Mental Health and Trichotillomania
What Is the Treatment for Trichotillomania?
The main treatment for trichotillomania is a type of behavior therapy called habit reversal training. With this approach, a person with trichotillomania first learns to identify when and where he or she has the urge to pull hair. This technique also teaches relaxation as a way to reduce some of the tension associated with the urge and helps the person develop a different behavior to use when the urge to pull hair occurs. This new activity, called a competing response, might be as simple as making a fist with the hand that is used to pull out the hair. Some therapists also use cognitive therapy as a way to address any distorted thinking that might be adding to the stress that triggers the behavior.
In addition, medication might be used as part of the treatment program. A type of antidepressant medication called selective serotonin reuptake inhibitors (SSRIs) might be useful in helping to curb very intense urges.
What Complications Are Associated With Trichotillomania?
Infection, skin damage, and permanent hair loss are possible complications of trichotillomania. The hair loss and skin damage can lead to problems with self-esteem and body image and can have a negative impact on work and relationships. In extreme cases, some people might avoid social situations in order to hide the resulting hair loss.
People who engage in trichophagia (eating hair) are at risk for forming trichobezoars, or balls of hair, in the stomach or small intestines. Trichobezoars can lead to pain, nausea and vomiting, bleeding, blockages, and other serious gastrointestinal problems. Surgery to remove trichobezoars or treat a bowel obstruction may be needed.
What Is the Outlook for People With Trichotillomania?
Children often recover completely from trichotillomania. In adults, however, the disorder tends to be chronic (ongoing) and harder to treat.
Can Trichotillomania Be Prevented?
There is no known way to prevent trichotillomania.
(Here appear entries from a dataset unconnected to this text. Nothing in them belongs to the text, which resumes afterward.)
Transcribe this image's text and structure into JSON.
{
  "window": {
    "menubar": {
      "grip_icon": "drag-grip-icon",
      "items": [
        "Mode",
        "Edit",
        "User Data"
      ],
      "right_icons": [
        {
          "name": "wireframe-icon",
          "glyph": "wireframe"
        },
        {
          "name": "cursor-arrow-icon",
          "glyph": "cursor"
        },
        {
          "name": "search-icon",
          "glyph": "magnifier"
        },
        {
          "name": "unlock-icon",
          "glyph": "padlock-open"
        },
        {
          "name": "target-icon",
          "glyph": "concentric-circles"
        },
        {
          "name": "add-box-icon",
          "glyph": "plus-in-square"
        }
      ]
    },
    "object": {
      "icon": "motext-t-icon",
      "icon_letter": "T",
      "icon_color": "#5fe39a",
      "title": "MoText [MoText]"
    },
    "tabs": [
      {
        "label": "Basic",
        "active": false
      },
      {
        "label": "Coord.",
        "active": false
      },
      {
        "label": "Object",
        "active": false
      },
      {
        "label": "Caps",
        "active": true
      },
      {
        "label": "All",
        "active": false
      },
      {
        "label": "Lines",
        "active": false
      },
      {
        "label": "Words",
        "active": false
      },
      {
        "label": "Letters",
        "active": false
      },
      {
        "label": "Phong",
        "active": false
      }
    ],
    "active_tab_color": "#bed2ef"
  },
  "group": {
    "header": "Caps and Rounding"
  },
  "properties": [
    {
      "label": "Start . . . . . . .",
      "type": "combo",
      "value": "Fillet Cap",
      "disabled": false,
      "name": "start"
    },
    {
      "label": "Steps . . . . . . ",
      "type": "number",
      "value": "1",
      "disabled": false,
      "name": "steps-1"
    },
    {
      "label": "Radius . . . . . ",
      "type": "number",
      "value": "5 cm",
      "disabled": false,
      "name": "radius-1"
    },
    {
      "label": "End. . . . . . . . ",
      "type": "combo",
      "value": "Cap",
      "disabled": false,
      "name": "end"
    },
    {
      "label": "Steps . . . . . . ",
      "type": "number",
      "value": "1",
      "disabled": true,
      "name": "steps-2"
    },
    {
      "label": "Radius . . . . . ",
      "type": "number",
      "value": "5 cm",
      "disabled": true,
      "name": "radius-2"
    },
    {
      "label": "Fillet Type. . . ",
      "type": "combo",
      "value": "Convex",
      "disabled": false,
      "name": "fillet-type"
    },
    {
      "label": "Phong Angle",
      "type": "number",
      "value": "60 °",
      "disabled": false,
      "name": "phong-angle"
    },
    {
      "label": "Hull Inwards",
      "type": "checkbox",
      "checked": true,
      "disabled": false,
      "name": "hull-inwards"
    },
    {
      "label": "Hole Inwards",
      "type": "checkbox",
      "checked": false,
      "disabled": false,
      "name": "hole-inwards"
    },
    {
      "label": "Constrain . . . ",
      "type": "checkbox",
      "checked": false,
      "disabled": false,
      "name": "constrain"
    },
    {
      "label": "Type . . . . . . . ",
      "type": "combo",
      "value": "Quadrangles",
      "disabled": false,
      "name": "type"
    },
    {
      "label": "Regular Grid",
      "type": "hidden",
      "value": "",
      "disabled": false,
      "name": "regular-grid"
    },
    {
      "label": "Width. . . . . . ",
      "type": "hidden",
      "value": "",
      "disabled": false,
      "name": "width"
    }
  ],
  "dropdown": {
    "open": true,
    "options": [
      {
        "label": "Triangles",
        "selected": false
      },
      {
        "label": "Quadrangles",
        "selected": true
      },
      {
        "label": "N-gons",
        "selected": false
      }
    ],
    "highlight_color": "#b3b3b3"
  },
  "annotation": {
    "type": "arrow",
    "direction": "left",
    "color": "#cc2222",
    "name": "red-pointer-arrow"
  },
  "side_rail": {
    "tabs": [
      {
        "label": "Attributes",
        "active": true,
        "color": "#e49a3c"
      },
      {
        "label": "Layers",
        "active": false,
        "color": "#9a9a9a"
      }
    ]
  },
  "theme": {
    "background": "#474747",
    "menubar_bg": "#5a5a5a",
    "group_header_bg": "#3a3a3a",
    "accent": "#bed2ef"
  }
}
However, getting treatment as soon as symptoms appear might help decrease any possible disruption to the person's life, family, and friendships. Stress reduction also might help since stress often triggers the hair pulling behavior.